* important association

Lymphocyte markers:

Pan B-cell antigens (CD19, CD20, CD22, CD79a),

CLA leukocyte common antigen or LCA= CD45

In Diffuse large cell B cell lymphoma:
CD5+ leads= worse prognosis


Multiple sclerosis:

  • Plaques within white matter: demyelination, lymphocytes (T & B Cells), activated macrophages/microglia,
  • Oligodendrocyte loss
  • Axonal loss, gliosis, astrocyte proliferation


Paraneoplastic syndromes & antibodies:


Syndrome Antibodies (synonym)
Paraneoplastic encephalomyelitis Anti-Hu
Anti-CRMP5 (anti-CV2)
Paraneoplastic Cerebellar degeneration Anti-Hu
Anti-Yo (PCA-1)
Anti-CRMP5 (anti-CV2)
Paraneoplastic sensory neuropathy Anti-Hu
Anti-CRMP5 (anti-CV2)
Paraneoplastic autonomic neuropathy Anti-Hu
Anti-nicotinic ACh receptor
Purkinje cell antibodies PCA-2
Paraneoplastic intestinal pseudoobstruction Anti-Hu
Lambert-Eaton Myasthenic syndrome LEMS Anti-VGCC
Myasthenia Gravis Anti-ACh receptor


Antibodies (synonym) Paraneoplastic syndrome Underlying cancer
Anti-Hu* (ANNA-1) Sensory neuronopathy
Autonomic dysfunction
Cerebellar degeneration
Small cell lung cancer
Prostate cancer
Anti-Yo (PCA-1) Cerebellar degeneration
Anti-PCA-2 Encephalomyelitis
Cerebellar degeneration
Small cell lung cancer
Anti-amphiphysin Stiff-man syndrome
Breast cancer
Small cell lung caner
Anti-gangliosides Sensorimotor neuropathy
Anti-VGKC Neuromyotonia Thymoma
Small cell lung caner
Anti-VGCC Lambert Eaton Myesthesenic Syndrome LEMS Small cell lung cancer
Anti-ACh receptor Myasthenia gravis
Anti-titin Myasthenia gravis
Anti-neuronal nicotinic Ach receptor Autonomic dysfunction and several other disorders
Anti-MAG Sensorimotor neuropathy Waldenstroms macroglobulinemia
Anti-Ri Ataxia
Lung cancer
Bladder cancer
Anti-Tr Cerebellar degeneration Hodgkin’s lymphoma
Anti-retinal a.k.a. Anti-CAR (anti-recoverin protein) Cancer-associated retinopathy
Melanoma-associated retinopathy
Small cell lung caner
Anti-CRMP5 (anti-CV2) Encephalomyelitis
Cerebellar degeneration
Sensory neuropathy
Small cell lung cancer
Anti-Ma1 Brain stem encephalitis
Cerebellar degeneration
Lung cancer
Other cancer
Anti-Ma2 (a.k.a. anti-Ta) Limbic brain stem encephalitis Testicular cancer
ANNA-3 Sensory neuronopathy
Lung cancer
Anti-mGluR1 Cerebellar degeneration Hodgkin’s lymphoma
Anti-NMDAR Limbic encephalitis (Associated with orolingual dyskinesias & catatonia like state) Ovarian teratoma

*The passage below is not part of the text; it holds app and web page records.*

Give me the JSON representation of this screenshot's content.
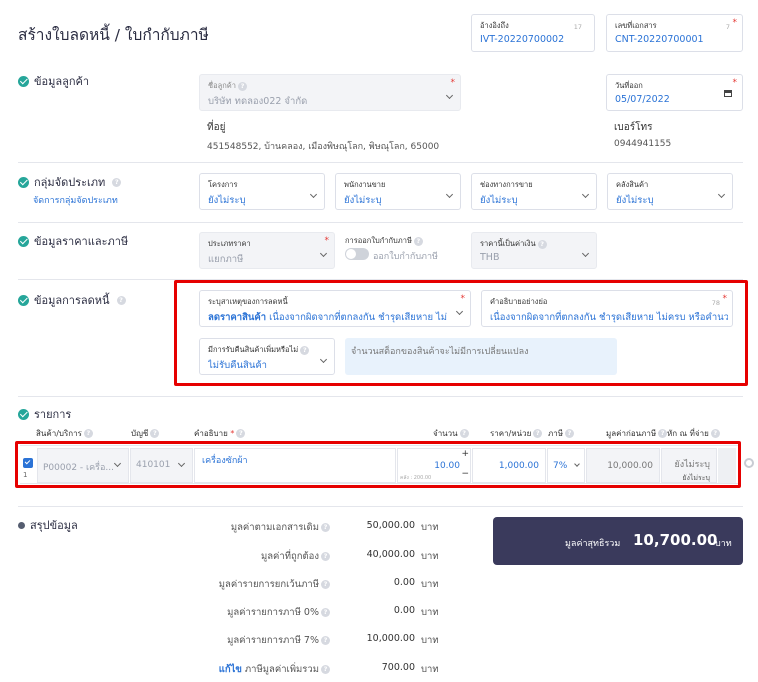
{
  "header": {
    "title": "สร้างใบลดหนี้ / ใบกำกับภาษี",
    "ref_label": "อ้างอิงถึง",
    "ref_value": "IVT-20220700002",
    "ref_counter": "17",
    "doc_label": "เลขที่เอกสาร",
    "doc_value": "CNT-20220700001",
    "doc_counter": "7"
  },
  "customer": {
    "section": "ข้อมูลลูกค้า",
    "name_label": "ชื่อลูกค้า",
    "name_value": "บริษัท ทดลอง022 จำกัด",
    "date_label": "วันที่ออก",
    "date_value": "05/07/2022",
    "address_label": "ที่อยู่",
    "address_value": "451548552, บ้านคลอง, เมืองพิษณุโลก, พิษณุโลก, 65000",
    "phone_label": "เบอร์โทร",
    "phone_value": "0944941155"
  },
  "group": {
    "section": "กลุ่มจัดประเภท",
    "manage_link": "จัดการกลุ่มจัดประเภท",
    "fields": [
      {
        "label": "โครงการ",
        "value": "ยังไม่ระบุ"
      },
      {
        "label": "พนักงานขาย",
        "value": "ยังไม่ระบุ"
      },
      {
        "label": "ช่องทางการขาย",
        "value": "ยังไม่ระบุ"
      },
      {
        "label": "คลังสินค้า",
        "value": "ยังไม่ระบุ"
      }
    ]
  },
  "price": {
    "section": "ข้อมูลราคาและภาษี",
    "type_label": "ประเภทราคา",
    "type_value": "แยกภาษี",
    "tax_invoice_label": "การออกใบกำกับภาษี",
    "tax_invoice_toggle": "ออกใบกำกับภาษี",
    "currency_label": "ราคานี้เป็นค่าเงิน",
    "currency_value": "THB"
  },
  "credit": {
    "section": "ข้อมูลการลดหนี้",
    "reason_label": "ระบุสาเหตุของการลดหนี้",
    "reason_bold": "ลดราคาสินค้า",
    "reason_value": "เนื่องจากผิดจากที่ตกลงกัน ชำรุดเสียหาย ไม่...",
    "desc_label": "คำอธิบายอย่างย่อ",
    "desc_counter": "78",
    "desc_value": "เนื่องจากผิดจากที่ตกลงกัน ชำรุดเสียหาย ไม่ครบ หรือคำนวณ",
    "return_label": "มีการรับคืนสินค้าเพิ่มหรือไม่",
    "return_value": "ไม่รับคืนสินค้า",
    "stock_note": "จำนวนสต็อกของสินค้าจะไม่มีการเปลี่ยนแปลง"
  },
  "items": {
    "section": "รายการ",
    "headers": {
      "product": "สินค้า/บริการ",
      "account": "บัญชี",
      "description": "คำอธิบาย",
      "qty": "จำนวน",
      "unit_price": "ราคา/หน่วย",
      "tax": "ภาษี",
      "pre_tax": "มูลค่าก่อนภาษี",
      "withholding": "หัก ณ ที่จ่าย"
    },
    "row": {
      "index": "1",
      "product": "P00002 - เครื่อ...",
      "account": "410101",
      "description": "เครื่องซักผ้า",
      "qty": "10.00",
      "qty_note": "คลัง : 200.00",
      "unit_price": "1,000.00",
      "tax": "7%",
      "pre_tax": "10,000.00",
      "withholding": "ยังไม่ระบุ",
      "withholding_sub": "ยังไม่ระบุ"
    }
  },
  "summary": {
    "section": "สรุปข้อมูล",
    "rows": [
      {
        "label": "มูลค่าตามเอกสารเดิม",
        "value": "50,000.00",
        "unit": "บาท"
      },
      {
        "label": "มูลค่าที่ถูกต้อง",
        "value": "40,000.00",
        "unit": "บาท"
      },
      {
        "label": "มูลค่ารายการยกเว้นภาษี",
        "value": "0.00",
        "unit": "บาท"
      },
      {
        "label": "มูลค่ารายการภาษี 0%",
        "value": "0.00",
        "unit": "บาท"
      },
      {
        "label": "มูลค่ารายการภาษี 7%",
        "value": "10,000.00",
        "unit": "บาท"
      },
      {
        "label": "ภาษีมูลค่าเพิ่มรวม",
        "value": "700.00",
        "unit": "บาท",
        "link": "แก้ไข"
      }
    ],
    "net_label": "มูลค่าสุทธิรวม",
    "net_value": "10,700.00",
    "net_unit": "บาท"
  },
  "colors": {
    "accent": "#2b73d6",
    "check": "#26a69a",
    "highlight": "#e60000",
    "net_bg": "#3a3a5c"
  }
}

Other notes:

  • VGKC, voltage-gated potassium channels (Kv1) antibodies: These are positive in patients with limbic encephalitis, Morovan’s syndrome. These have differnet targets.
    • Caspr2: contactin-associated protein-antibody-2, a subtype of VGKC found in Morovan’s syndrome

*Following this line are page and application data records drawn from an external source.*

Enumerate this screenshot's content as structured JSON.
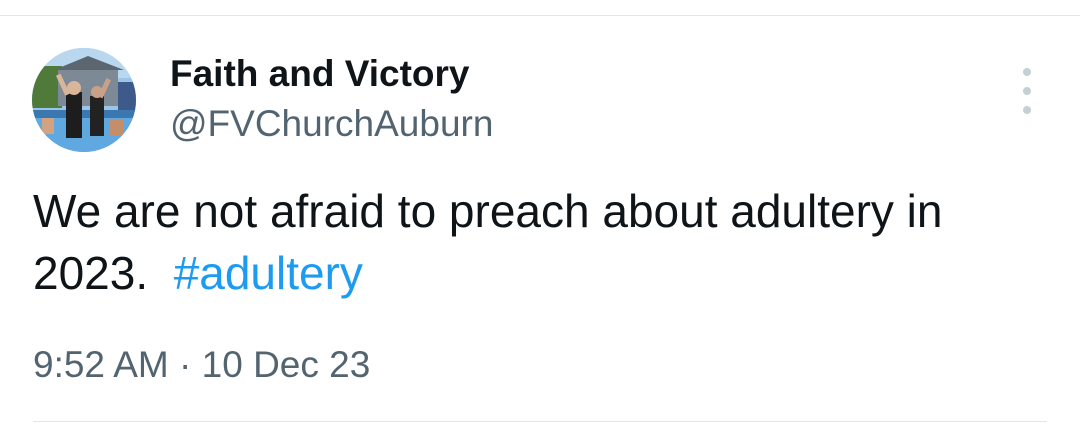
{
  "tweet": {
    "author": {
      "display_name": "Faith and Victory",
      "handle": "@FVChurchAuburn",
      "avatar_icon": "church-baptism-photo"
    },
    "text_plain": "We are not afraid to preach about adultery in 2023.",
    "hashtag": "#adultery",
    "time": "9:52 AM",
    "separator": "·",
    "date": "10 Dec 23",
    "more_icon": "more-options-icon"
  },
  "colors": {
    "text_primary": "#0f1419",
    "text_secondary": "#536471",
    "link": "#1d9bf0",
    "divider": "#e1e6ea"
  }
}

Lgi1: leucine-rich, glioma inactivated 1 protein, a subtype of VGKC found in limbic encephalitis.